- Fischer WA II, Eron JJ Jr, Holman W, et al. A Phase 2a clinical trial of molnupiravir in patients with COVID-19 shows accelerated SARS-CoV-2 RNA clearance and elimination of infectious virus. Sci Transl Med. 2021:eabl7430. Available at: https://www.ncbi.nlm.nih.gov/pubmed/34941423.
- Zou R, Peng L, Shu D, et al. Antiviral efficacy and safety of molnupiravir against Omicron variant infection: a randomized controlled clinical trial. Front Pharmacol. 2022;13:939573. Available at: https://www.ncbi.nlm.nih.gov/pubmed/35784723.
- Zhou S, Hill CS, Sarkar S, et al. Beta-d-N4-hydroxycytidine inhibits SARS-CoV-2 through lethal mutagenesis but is also mutagenic to mammalian cells. J Infect Dis. 2021;224(3):415-419. Available at: https://www.ncbi.nlm.nih.gov/pubmed/33961695.
- Kabinger F, Stiller C, Schmitzova J, et al. Mechanism of molnupiravir-induced SARS-CoV-2 mutagenesis. Nat Struct Mol Biol. 2021;28(9):740-746. Available at: https://www.ncbi.nlm.nih.gov/pubmed/34381216.
- Centers for Disease Control and Prevention. People with certain medical conditions. 2022. Available at: https://www.cdc.gov/coronavirus/2019-ncov/need-extra-precautions/people-with-medical-conditions.html. Accessed September 6, 2022.
- Food and Drug Administration. Fact sheet for healthcare providers: emergency use authorization for molnupiravir. 2022. Available at: https://www.fda.gov/media/155054/download.
- Jayk Bernal A, Gomes da Silva MM, Musungaie DB, et al. Molnupiravir for oral treatment of COVID-19 in nonhospitalized patients. N Engl J Med. 2022;386(6):509-520. Available at: https://www.ncbi.nlm.nih.gov/pubmed/34914868.
- Johnson MG, Puenpatom A, Moncada PA, et al. Effect of molnupiravir on biomarkers, respiratory interventions, and medical services in COVID-19: a randomized, placebo-controlled trial. Ann Intern Med. 2022;175(8):1126-1134. Available at: https://www.ncbi.nlm.nih.gov/pubmed/35667065.
- Vangeel L, Chiu W, De Jonghe S, et al. Remdesivir, molnupiravir and nirmatrelvir remain active against SARS-CoV-2 Omicron and other variants of concern.
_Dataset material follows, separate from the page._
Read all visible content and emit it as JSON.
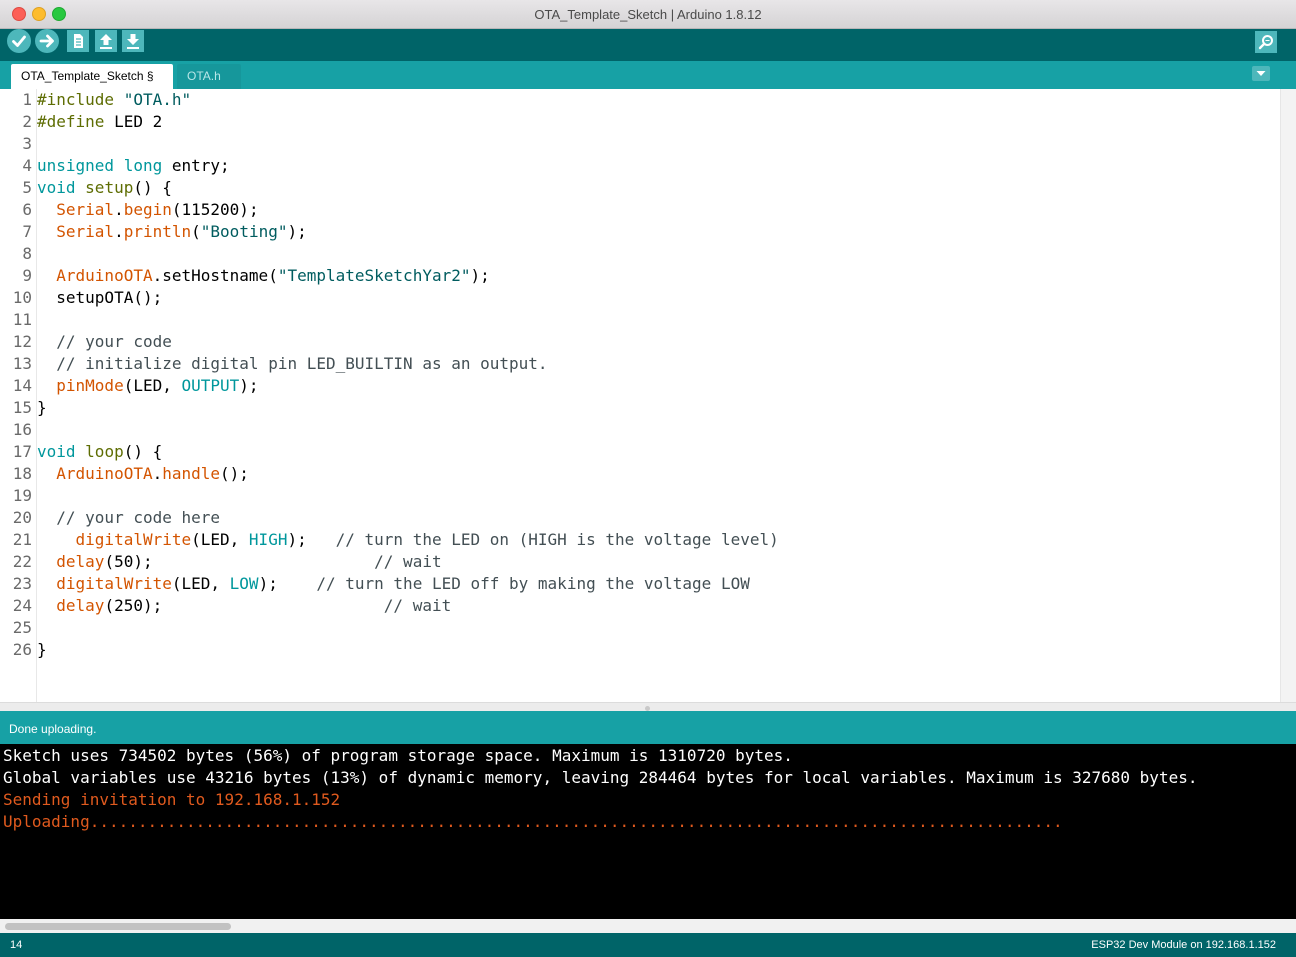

Antiviral Res. 2022;198:105252. Available at: https://www.ncbi.nlm.nih.gov/pubmed/35085683.
- Takashita E, Yamayoshi S, Simon V, et al. Efficacy of antibodies and antiviral drugs against Omicron BA.2.12.1, BA.4, and BA.5 subvariants. N Engl J Med. 2022;387(5):468-470. Available at: https://www.ncbi.nlm.nih.gov/pubmed/35857646.
- Uraki R, Kiso M, Iida S, et al. Characterization and antiviral susceptibility of SARS-CoV-2 Omicron BA.2. Nature. 2022;607(7917):119-127. Available at: https://www.ncbi.nlm.nih.gov/pubmed/35576972.
- Flisiak R, Zarębska-Michaluk D, Rogalska M, et al. Real-world experience with molnupiravir during the period of SARS-CoV-2 Omicron variant dominance. Pharmacol Rep. 2022;Published online ahead of print. Available at: https://pubmed.ncbi.nlm.nih.gov/36001284.
- Yip CF, Lui GCY, Man Lai MS, et al. Impact of the use of oral antiviral agents on the risk of hospitalisation in community COVID-19 patients. Clin Infect Dis. 2022;Published online ahead of print. Available at: https://pubmed.ncbi.nlm.nih.gov/36031408.
- Wong CKH, Au ICH, Lau KTK, et al. Real-world effectiveness of early molnupiravir or nirmatrelvir-ritonavir in hospitalised patients with COVID-19 without supplemental oxygen requirement on admission during Hong Kong's Omicron BA.2 wave: a retrospective cohort study. Lancet Infect Dis. 2022. Available at: https://www.ncbi.nlm.nih.gov/pubmed/36029795.